• [Work required]:
Write the records out again without change. Leave the pictures behind.

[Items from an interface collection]
- Opening Delimiter -
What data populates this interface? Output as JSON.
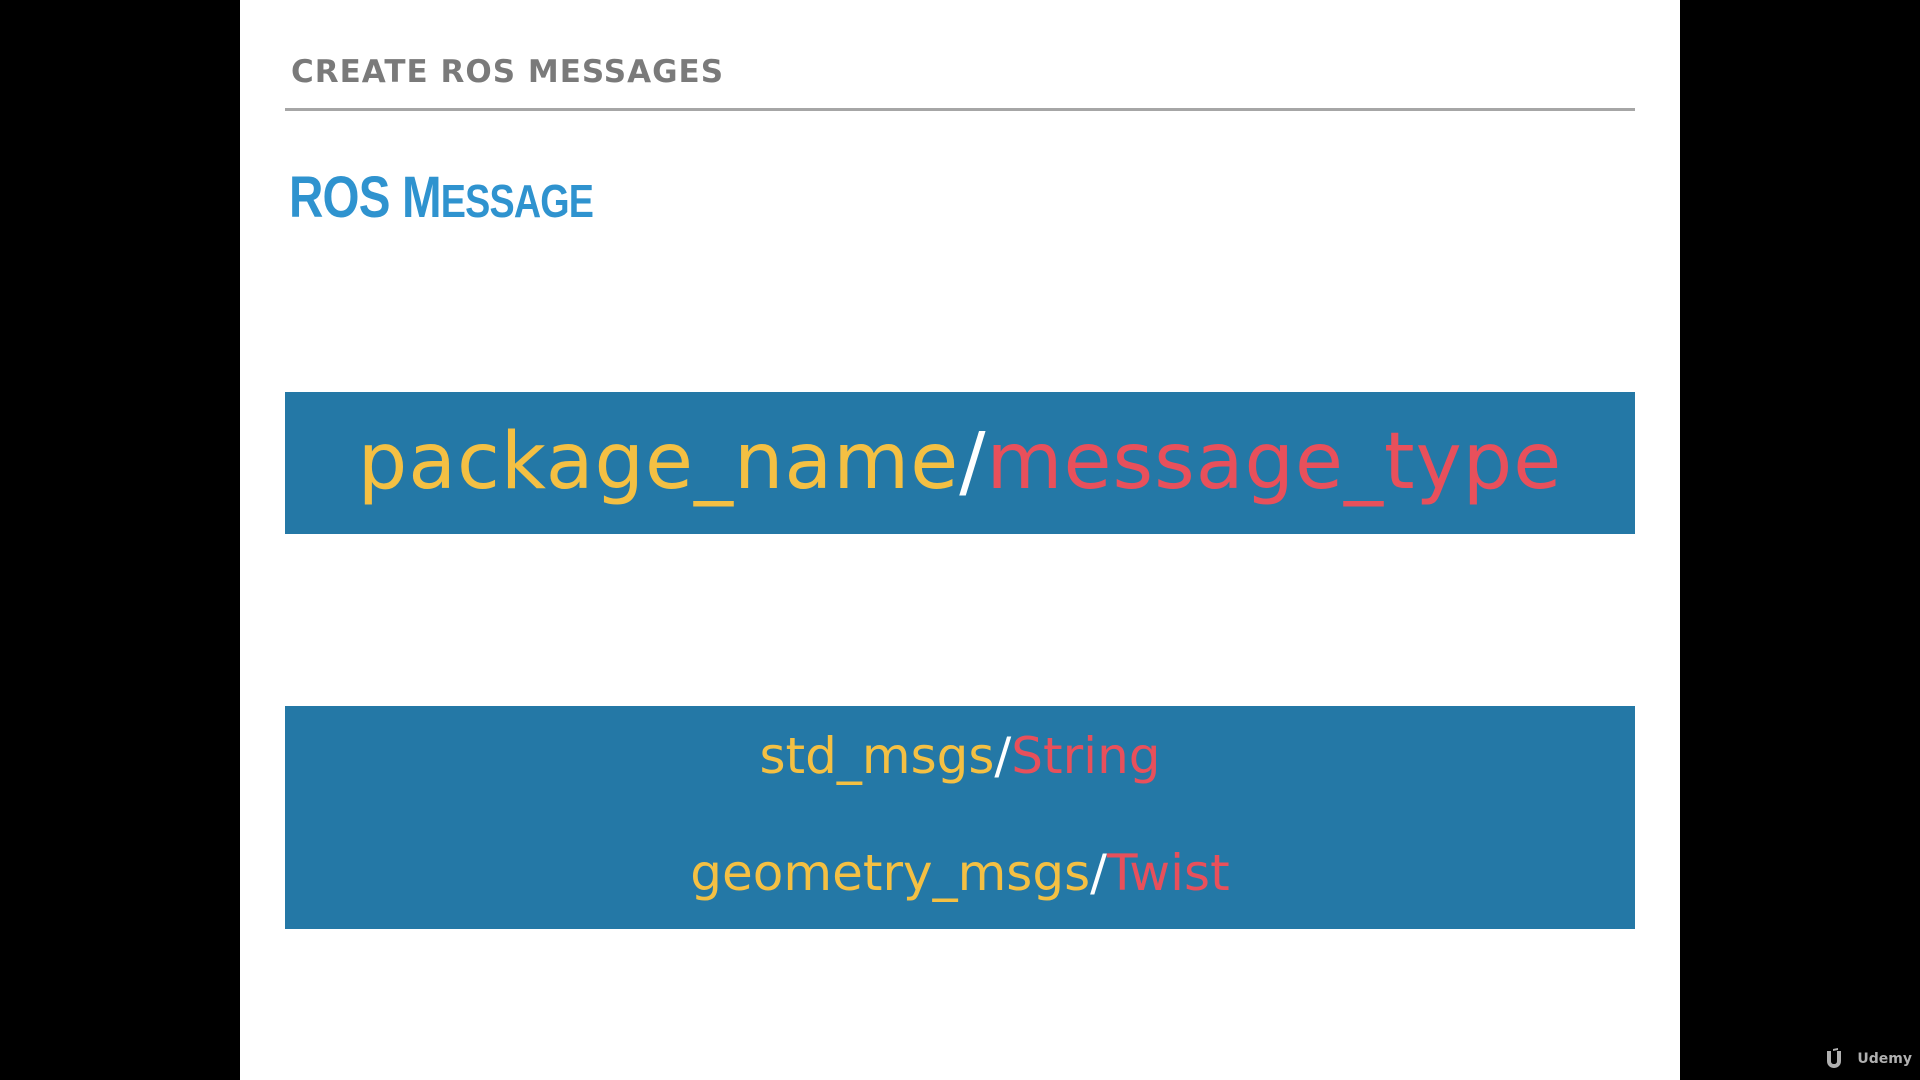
{
  "slide": {
    "section_title": "CREATE ROS MESSAGES",
    "heading": {
      "part1": "ROS M",
      "part2": "ESSAGE"
    },
    "format": {
      "package": "package_name",
      "slash": "/",
      "type": "message_type"
    },
    "examples": [
      {
        "package": "std_msgs",
        "slash": "/",
        "type": "String"
      },
      {
        "package": "geometry_msgs",
        "slash": "/",
        "type": "Twist"
      }
    ]
  },
  "watermark": {
    "text": "Udemy",
    "icon": "udemy-logo-icon"
  },
  "colors": {
    "heading": "#2f93cf",
    "box": "#2478a6",
    "package": "#f4c043",
    "type": "#e8505b",
    "slash": "#ffffff",
    "section_title": "#7a7a7a"
  }
}
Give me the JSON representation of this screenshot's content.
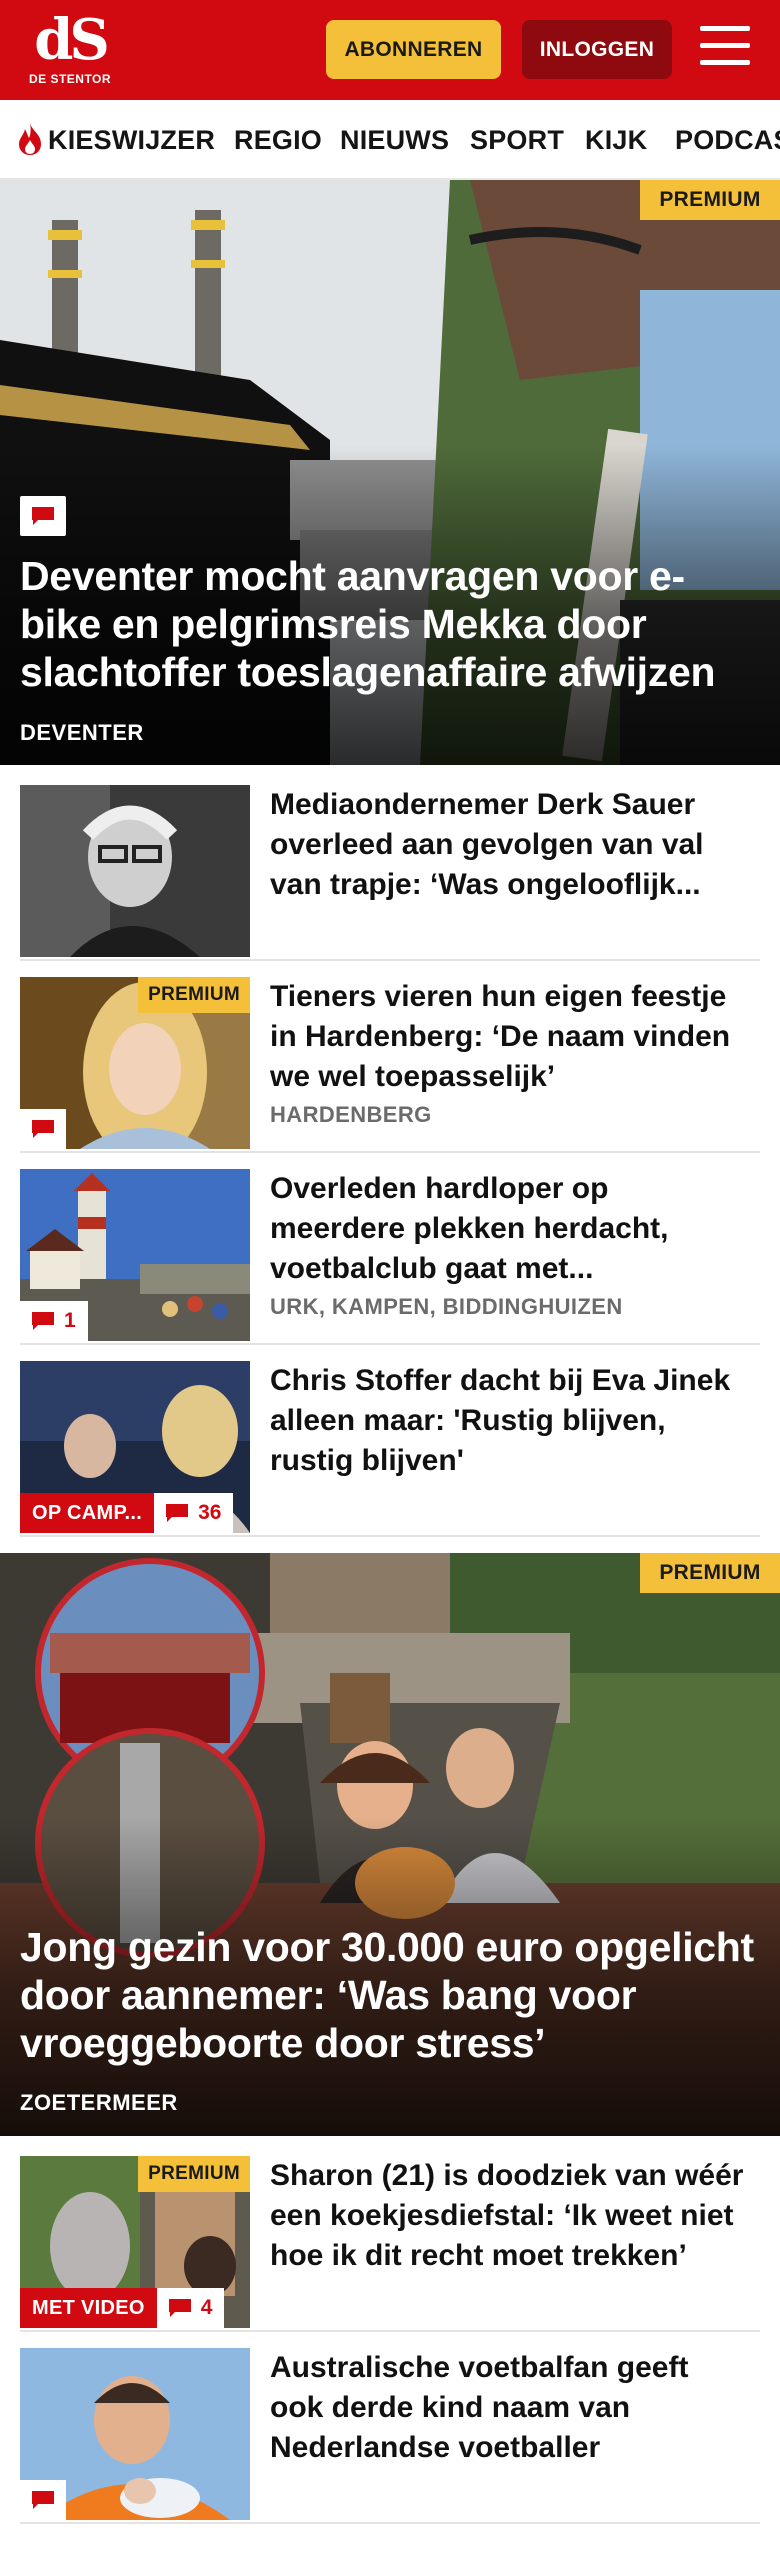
{
  "header": {
    "logo_mark": "dS",
    "logo_sub": "DE STENTOR",
    "subscribe_label": "ABONNEREN",
    "login_label": "INLOGGEN",
    "brand_color": "#d10a11",
    "accent_color": "#f4c03a"
  },
  "nav": {
    "items": [
      "KIESWIJZER",
      "REGIO",
      "NIEUWS",
      "SPORT",
      "KIJK",
      "PODCASTS"
    ]
  },
  "hero1": {
    "badge": "PREMIUM",
    "title": "Deventer mocht aanvragen voor e-bike en pelgrimsreis Mekka door slachtoffer toeslagenaffaire afwijzen",
    "location": "DEVENTER"
  },
  "articles": [
    {
      "title": "Mediaondernemer Derk Sauer overleed aan gevolgen van val van trapje: ‘Was ongelooflijk...",
      "location": "",
      "badge": "",
      "tag": "",
      "comments": ""
    },
    {
      "title": "Tieners vieren hun eigen feestje in Hardenberg: ‘De naam vinden we wel toepasselijk’",
      "location": "HARDENBERG",
      "badge": "PREMIUM",
      "tag": "",
      "comments": ""
    },
    {
      "title": "Overleden hardloper op meerdere plekken herdacht, voetbalclub gaat met...",
      "location": "URK, KAMPEN, BIDDINGHUIZEN",
      "badge": "",
      "tag": "",
      "comments": "1"
    },
    {
      "title": "Chris Stoffer dacht bij Eva Jinek alleen maar: 'Rustig blijven, rustig blijven'",
      "location": "",
      "badge": "",
      "tag": "OP CAMP...",
      "comments": "36"
    }
  ],
  "hero2": {
    "badge": "PREMIUM",
    "title": "Jong gezin voor 30.000 euro opgelicht door aannemer: ‘Was bang voor vroeggeboorte door stress’",
    "location": "ZOETERMEER"
  },
  "articles2": [
    {
      "title": "Sharon (21) is doodziek van wéér een koekjesdiefstal: ‘Ik weet niet hoe ik dit recht moet trekken’",
      "badge": "PREMIUM",
      "tag": "MET VIDEO",
      "comments": "4"
    },
    {
      "title": "Australische voetbalfan geeft ook derde kind naam van Nederlandse voetballer",
      "badge": "",
      "tag": "",
      "comments": ""
    }
  ]
}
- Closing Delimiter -
• [Answer to this exercise]:
What data populates this interface? Output as JSON.
{
  "slide": {
    "section_title": "CREATE ROS MESSAGES",
    "heading": {
      "part1": "ROS M",
      "part2": "ESSAGE"
    },
    "format": {
      "package": "package_name",
      "slash": "/",
      "type": "message_type"
    },
    "examples": [
      {
        "package": "std_msgs",
        "slash": "/",
        "type": "String"
      },
      {
        "package": "geometry_msgs",
        "slash": "/",
        "type": "Twist"
      }
    ]
  },
  "watermark": {
    "text": "Udemy",
    "icon": "udemy-logo-icon"
  },
  "colors": {
    "heading": "#2f93cf",
    "box": "#2478a6",
    "package": "#f4c043",
    "type": "#e8505b",
    "slash": "#ffffff",
    "section_title": "#7a7a7a"
  }
}
Give me the JSON representation of this screenshot's content.
{
  "header": {
    "logo_mark": "dS",
    "logo_sub": "DE STENTOR",
    "subscribe_label": "ABONNEREN",
    "login_label": "INLOGGEN",
    "brand_color": "#d10a11",
    "accent_color": "#f4c03a"
  },
  "nav": {
    "items": [
      "KIESWIJZER",
      "REGIO",
      "NIEUWS",
      "SPORT",
      "KIJK",
      "PODCASTS"
    ]
  },
  "hero1": {
    "badge": "PREMIUM",
    "title": "Deventer mocht aanvragen voor e-bike en pelgrimsreis Mekka door slachtoffer toeslagenaffaire afwijzen",
    "location": "DEVENTER"
  },
  "articles": [
    {
      "title": "Mediaondernemer Derk Sauer overleed aan gevolgen van val van trapje: ‘Was ongelooflijk...",
      "location": "",
      "badge": "",
      "tag": "",
      "comments": ""
    },
    {
      "title": "Tieners vieren hun eigen feestje in Hardenberg: ‘De naam vinden we wel toepasselijk’",
      "location": "HARDENBERG",
      "badge": "PREMIUM",
      "tag": "",
      "comments": ""
    },
    {
      "title": "Overleden hardloper op meerdere plekken herdacht, voetbalclub gaat met...",
      "location": "URK, KAMPEN, BIDDINGHUIZEN",
      "badge": "",
      "tag": "",
      "comments": "1"
    },
    {
      "title": "Chris Stoffer dacht bij Eva Jinek alleen maar: 'Rustig blijven, rustig blijven'",
      "location": "",
      "badge": "",
      "tag": "OP CAMP...",
      "comments": "36"
    }
  ],
  "hero2": {
    "badge": "PREMIUM",
    "title": "Jong gezin voor 30.000 euro opgelicht door aannemer: ‘Was bang voor vroeggeboorte door stress’",
    "location": "ZOETERMEER"
  },
  "articles2": [
    {
      "title": "Sharon (21) is doodziek van wéér een koekjesdiefstal: ‘Ik weet niet hoe ik dit recht moet trekken’",
      "badge": "PREMIUM",
      "tag": "MET VIDEO",
      "comments": "4"
    },
    {
      "title": "Australische voetbalfan geeft ook derde kind naam van Nederlandse voetballer",
      "badge": "",
      "tag": "",
      "comments": ""
    }
  ]
}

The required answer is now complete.